“In health economics there is a concept of supplier induced demand, where doctor decides the surgery for patients. In private healthcare, there is vested interest to influence such demand,” he added.
According to Professor T Sundaraman, dean of School of Health System Studies at Tata Institute of Social Sciences (TISS), services available in public sector should be kept away from insurance unless public sector is unable to handle the burden of it.
“In Tamil Nadu and in Arogyasri insurance scheme, 200-300 procedures are restricted to public sector. Under NHPS, there is recommendation to limit over 700 procedures to public hospitals,” he said.
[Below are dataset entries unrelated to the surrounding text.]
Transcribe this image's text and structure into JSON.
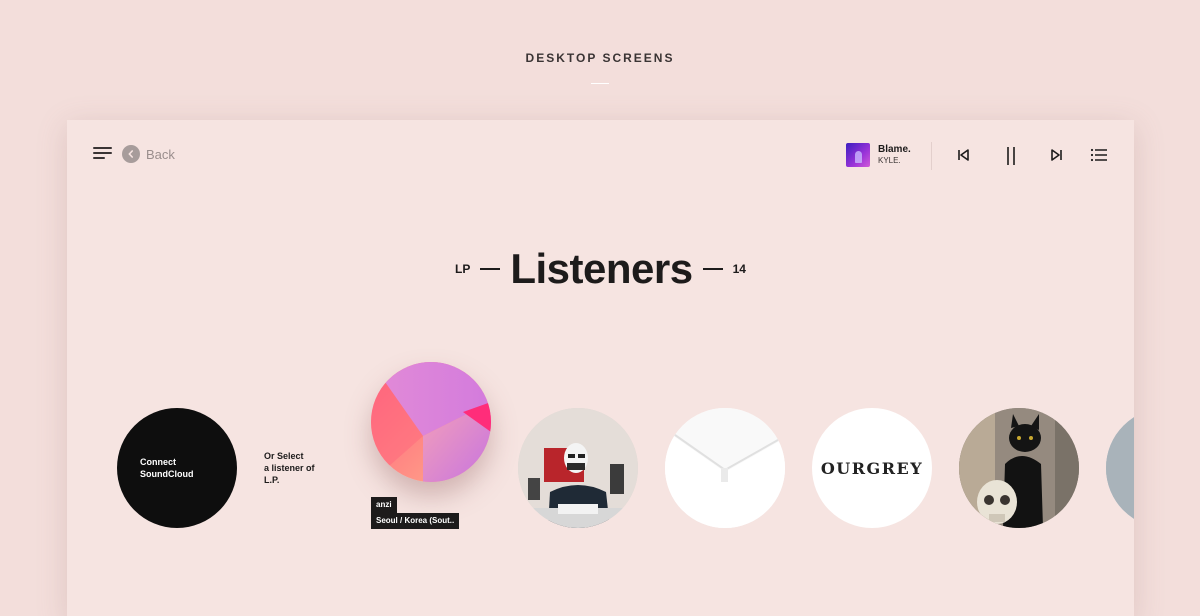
{
  "page": {
    "section_title": "DESKTOP SCREENS"
  },
  "header": {
    "back_label": "Back",
    "now_playing": {
      "title": "Blame.",
      "artist": "KYLE."
    },
    "controls": [
      "previous-icon",
      "pause-icon",
      "next-icon",
      "playlist-icon"
    ]
  },
  "title": {
    "prefix": "LP",
    "main": "Listeners",
    "count": "14"
  },
  "connect": {
    "label_line1": "Connect",
    "label_line2": "SoundCloud"
  },
  "or_select": {
    "line1": "Or Select",
    "line2": "a listener of",
    "line3": "L.P."
  },
  "active_listener": {
    "name": "anzi",
    "location": "Seoul / Korea (Sout.."
  },
  "listeners": [
    {
      "label": ""
    },
    {
      "label": ""
    },
    {
      "label": "OURGREY"
    },
    {
      "label": ""
    },
    {
      "label": ""
    }
  ],
  "colors": {
    "background": "#f3dedb",
    "window": "#f6e4e1",
    "text": "#1d1b1b",
    "accent_muted": "#a79c9b"
  }
}
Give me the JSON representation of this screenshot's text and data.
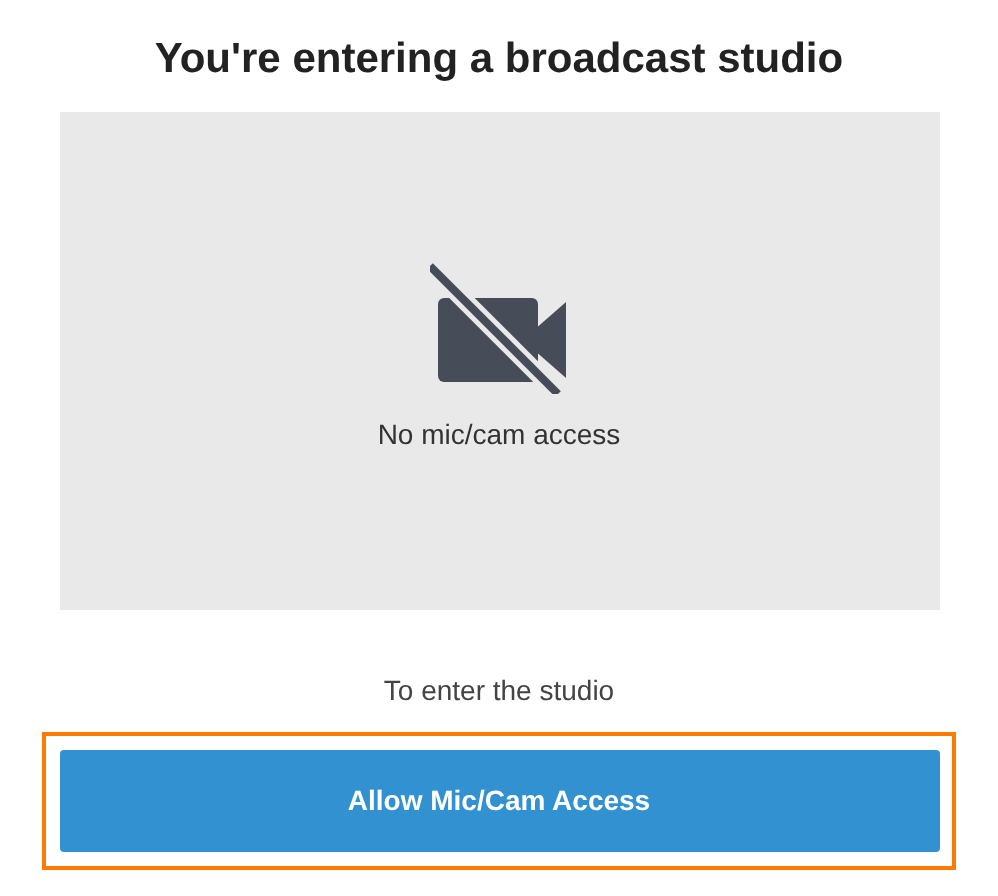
{
  "title": "You're entering a broadcast studio",
  "preview": {
    "status": "No mic/cam access"
  },
  "prompt": "To enter the studio",
  "button": {
    "label": "Allow Mic/Cam Access",
    "focused": true
  }
}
Sundaraman added that certain procedures have “high moral hazards” and since insurance is available, both doctor and patient may agree to go ahead with unnecessary medical interventions.
Speaking on sidelines of the World Health Assembly in Geneva, Union health minister JP Nadda said, “We are going through self-learning processes. We will include learnings from state government in the national scheme. We will try to plug those issues.”
He added that two years after implementation of NHPS there will be changes in government hospitals. “We have told states to give government hospitals the freedom to retain money that comes out of these surgeries. They will have flexible component also, where doctors and paramedic will get extra remuneration if they work overtime for surgeries. This money can be used to strengthen health institutions,” Nadda said.